Brief.
The reply should hold only the lines from the one with "Parse this screenshot: output" to the one with "Output a JSON", both ends kept, exactly as they appear below, without any pictures.
= = = = =
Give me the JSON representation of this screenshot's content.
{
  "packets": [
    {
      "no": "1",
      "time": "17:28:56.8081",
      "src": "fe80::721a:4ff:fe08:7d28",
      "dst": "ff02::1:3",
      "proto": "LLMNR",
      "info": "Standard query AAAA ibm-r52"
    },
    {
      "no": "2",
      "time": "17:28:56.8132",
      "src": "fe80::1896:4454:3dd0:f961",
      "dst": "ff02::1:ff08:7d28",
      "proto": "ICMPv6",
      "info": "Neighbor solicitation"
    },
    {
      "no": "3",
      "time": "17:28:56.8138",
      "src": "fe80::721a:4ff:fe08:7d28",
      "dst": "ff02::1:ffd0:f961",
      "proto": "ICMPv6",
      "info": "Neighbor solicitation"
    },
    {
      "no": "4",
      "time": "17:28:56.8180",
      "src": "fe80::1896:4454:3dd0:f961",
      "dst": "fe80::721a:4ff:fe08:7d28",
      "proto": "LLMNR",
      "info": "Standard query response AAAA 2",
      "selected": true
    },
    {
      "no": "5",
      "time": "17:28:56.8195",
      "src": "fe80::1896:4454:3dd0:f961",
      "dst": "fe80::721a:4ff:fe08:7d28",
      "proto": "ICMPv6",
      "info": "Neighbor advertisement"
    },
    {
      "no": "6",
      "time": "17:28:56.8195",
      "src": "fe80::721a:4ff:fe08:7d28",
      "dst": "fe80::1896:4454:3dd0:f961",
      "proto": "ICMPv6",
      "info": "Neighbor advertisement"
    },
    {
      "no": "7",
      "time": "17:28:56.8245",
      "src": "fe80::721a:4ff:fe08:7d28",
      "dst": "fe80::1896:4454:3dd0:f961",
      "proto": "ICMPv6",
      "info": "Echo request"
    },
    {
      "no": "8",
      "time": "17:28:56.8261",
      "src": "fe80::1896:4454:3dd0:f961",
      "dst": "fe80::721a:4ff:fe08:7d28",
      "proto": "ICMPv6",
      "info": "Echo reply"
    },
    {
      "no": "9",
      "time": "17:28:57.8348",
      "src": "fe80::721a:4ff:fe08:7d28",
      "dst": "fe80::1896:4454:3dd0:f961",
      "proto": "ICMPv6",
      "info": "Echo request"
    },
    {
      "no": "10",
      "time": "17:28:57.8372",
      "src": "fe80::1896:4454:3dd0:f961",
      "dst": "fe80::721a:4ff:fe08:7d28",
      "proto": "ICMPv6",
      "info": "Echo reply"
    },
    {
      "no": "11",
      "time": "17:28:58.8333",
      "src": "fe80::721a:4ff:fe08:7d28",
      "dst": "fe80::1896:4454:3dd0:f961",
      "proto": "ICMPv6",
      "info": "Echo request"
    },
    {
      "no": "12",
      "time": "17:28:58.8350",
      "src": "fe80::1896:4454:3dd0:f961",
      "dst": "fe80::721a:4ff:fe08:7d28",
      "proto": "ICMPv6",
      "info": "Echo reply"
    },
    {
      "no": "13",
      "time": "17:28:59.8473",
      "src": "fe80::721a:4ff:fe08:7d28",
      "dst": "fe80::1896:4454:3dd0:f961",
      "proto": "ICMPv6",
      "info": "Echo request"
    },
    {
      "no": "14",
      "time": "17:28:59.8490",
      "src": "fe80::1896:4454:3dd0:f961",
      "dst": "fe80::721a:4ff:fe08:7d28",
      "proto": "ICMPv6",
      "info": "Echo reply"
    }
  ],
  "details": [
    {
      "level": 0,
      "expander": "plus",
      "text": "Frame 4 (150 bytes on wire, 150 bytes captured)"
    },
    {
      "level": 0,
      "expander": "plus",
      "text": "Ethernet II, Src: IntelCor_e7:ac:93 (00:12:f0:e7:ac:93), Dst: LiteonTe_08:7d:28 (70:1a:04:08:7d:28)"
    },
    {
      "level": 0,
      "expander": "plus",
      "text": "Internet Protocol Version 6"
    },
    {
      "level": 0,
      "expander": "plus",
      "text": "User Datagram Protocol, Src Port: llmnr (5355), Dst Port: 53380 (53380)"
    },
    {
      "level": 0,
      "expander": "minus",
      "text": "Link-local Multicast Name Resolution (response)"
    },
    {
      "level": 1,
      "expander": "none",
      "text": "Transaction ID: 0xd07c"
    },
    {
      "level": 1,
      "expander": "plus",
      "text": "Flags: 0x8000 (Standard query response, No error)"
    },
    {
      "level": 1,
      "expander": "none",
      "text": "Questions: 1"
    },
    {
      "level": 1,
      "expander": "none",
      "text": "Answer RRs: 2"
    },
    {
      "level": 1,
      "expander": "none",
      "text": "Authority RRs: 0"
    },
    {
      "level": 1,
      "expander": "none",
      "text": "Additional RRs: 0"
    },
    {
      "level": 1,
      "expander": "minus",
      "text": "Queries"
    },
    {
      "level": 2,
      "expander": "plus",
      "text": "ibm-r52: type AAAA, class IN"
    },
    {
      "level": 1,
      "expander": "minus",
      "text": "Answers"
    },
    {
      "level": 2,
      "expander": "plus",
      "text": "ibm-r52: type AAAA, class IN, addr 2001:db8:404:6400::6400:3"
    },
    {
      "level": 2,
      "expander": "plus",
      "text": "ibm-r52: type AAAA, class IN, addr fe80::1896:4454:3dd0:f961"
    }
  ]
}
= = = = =
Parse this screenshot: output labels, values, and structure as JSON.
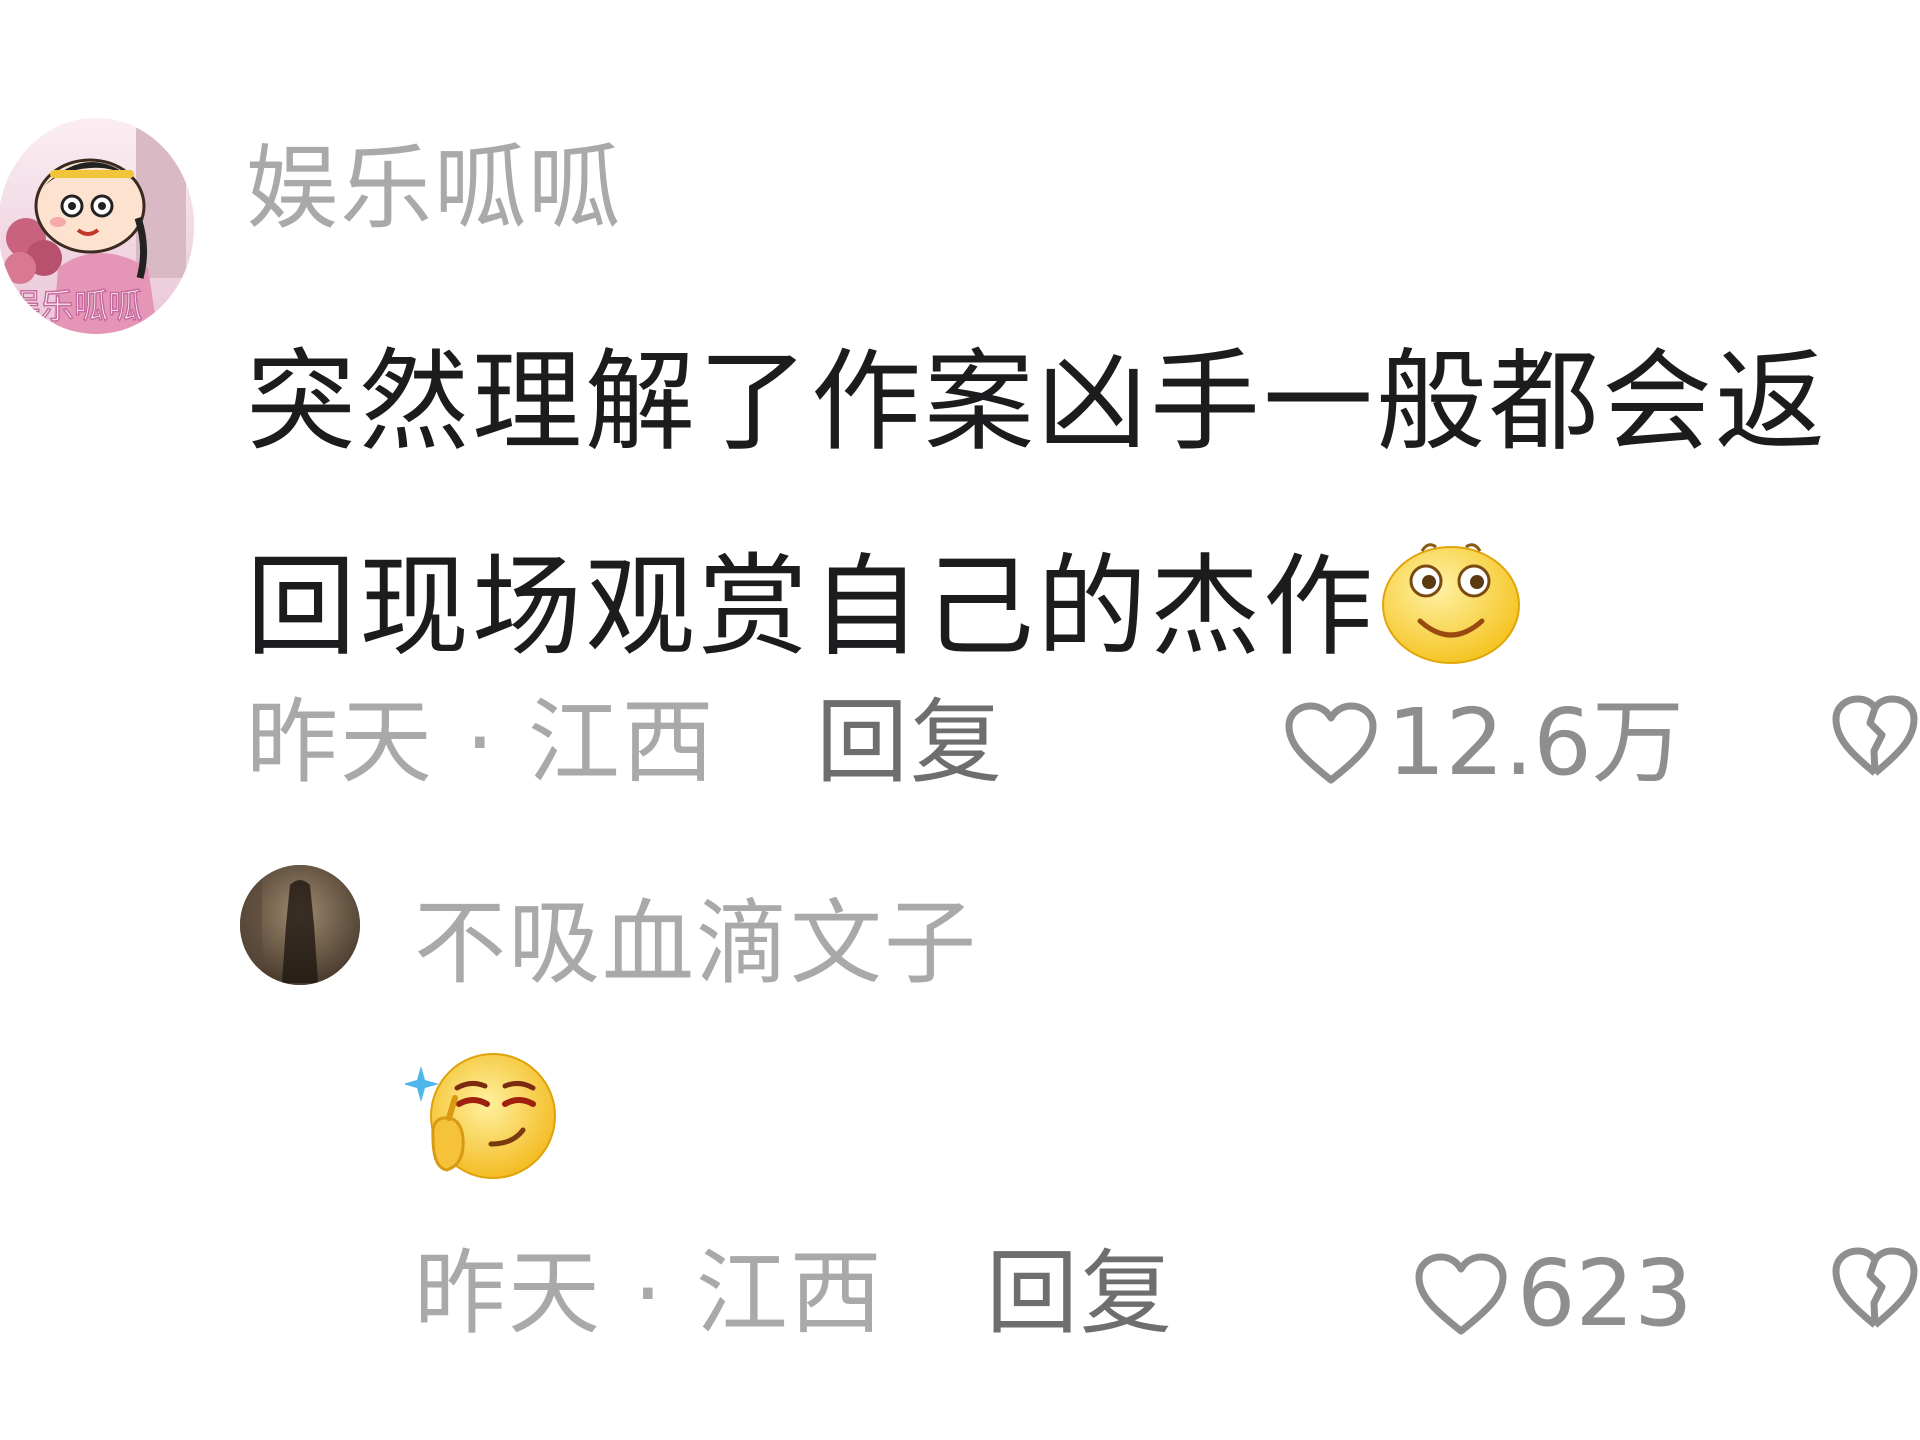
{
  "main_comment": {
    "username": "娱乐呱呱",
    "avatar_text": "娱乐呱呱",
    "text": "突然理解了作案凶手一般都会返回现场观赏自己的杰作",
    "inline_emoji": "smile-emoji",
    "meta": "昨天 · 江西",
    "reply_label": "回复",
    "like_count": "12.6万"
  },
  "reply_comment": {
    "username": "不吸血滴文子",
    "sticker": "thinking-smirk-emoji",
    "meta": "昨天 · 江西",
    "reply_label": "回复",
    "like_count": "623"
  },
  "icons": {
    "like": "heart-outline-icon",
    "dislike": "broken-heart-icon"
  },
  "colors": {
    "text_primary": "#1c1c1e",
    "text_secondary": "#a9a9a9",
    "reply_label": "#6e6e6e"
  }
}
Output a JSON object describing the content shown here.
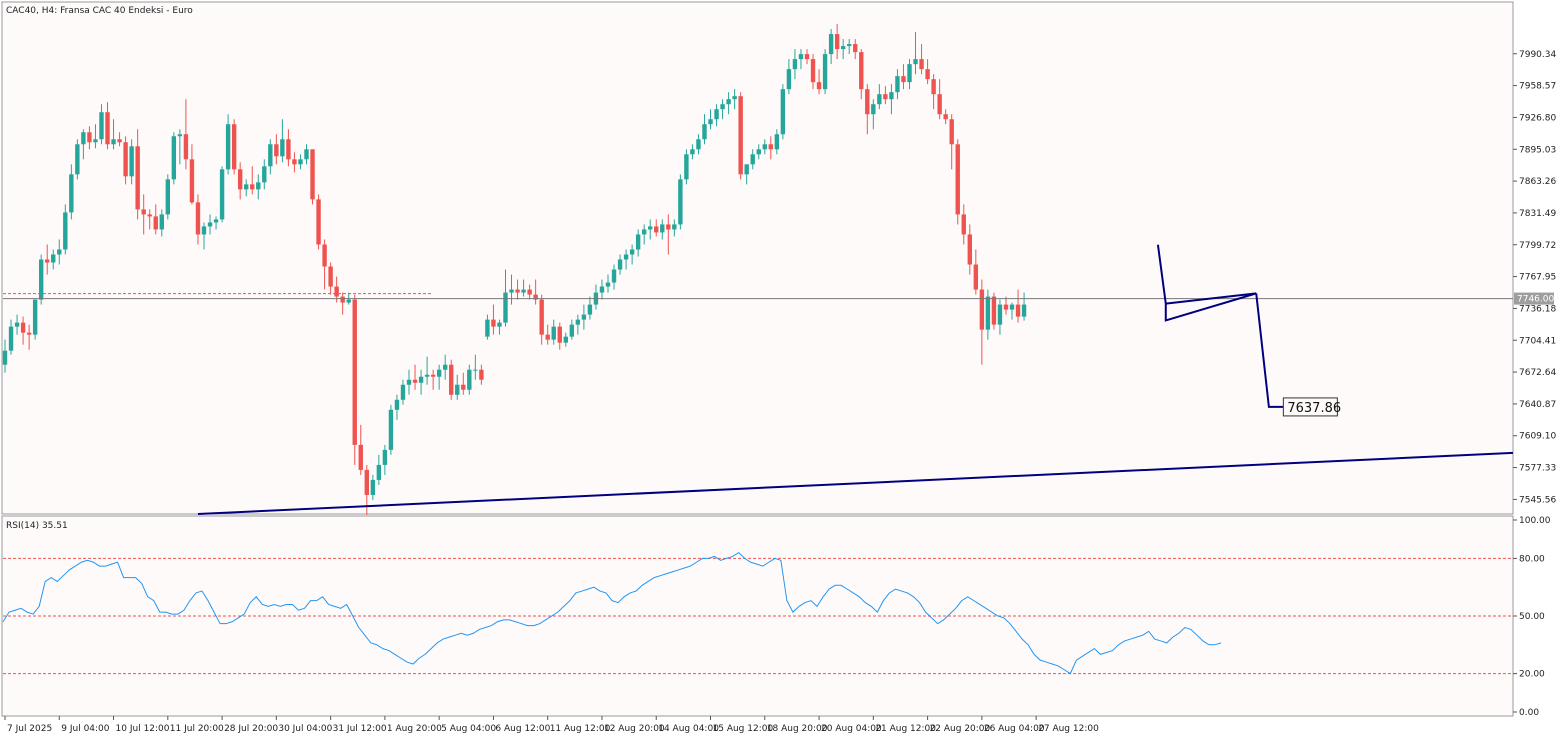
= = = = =
Solution.
Parse this screenshot: output labels, values, and structure as JSON.
{
  "main_comment": {
    "username": "娱乐呱呱",
    "avatar_text": "娱乐呱呱",
    "text": "突然理解了作案凶手一般都会返回现场观赏自己的杰作",
    "inline_emoji": "smile-emoji",
    "meta": "昨天 · 江西",
    "reply_label": "回复",
    "like_count": "12.6万"
  },
  "reply_comment": {
    "username": "不吸血滴文子",
    "sticker": "thinking-smirk-emoji",
    "meta": "昨天 · 江西",
    "reply_label": "回复",
    "like_count": "623"
  },
  "icons": {
    "like": "heart-outline-icon",
    "dislike": "broken-heart-icon"
  },
  "colors": {
    "text_primary": "#1c1c1e",
    "text_secondary": "#a9a9a9",
    "reply_label": "#6e6e6e"
  }
}
Output a JSON object describing the content shown here.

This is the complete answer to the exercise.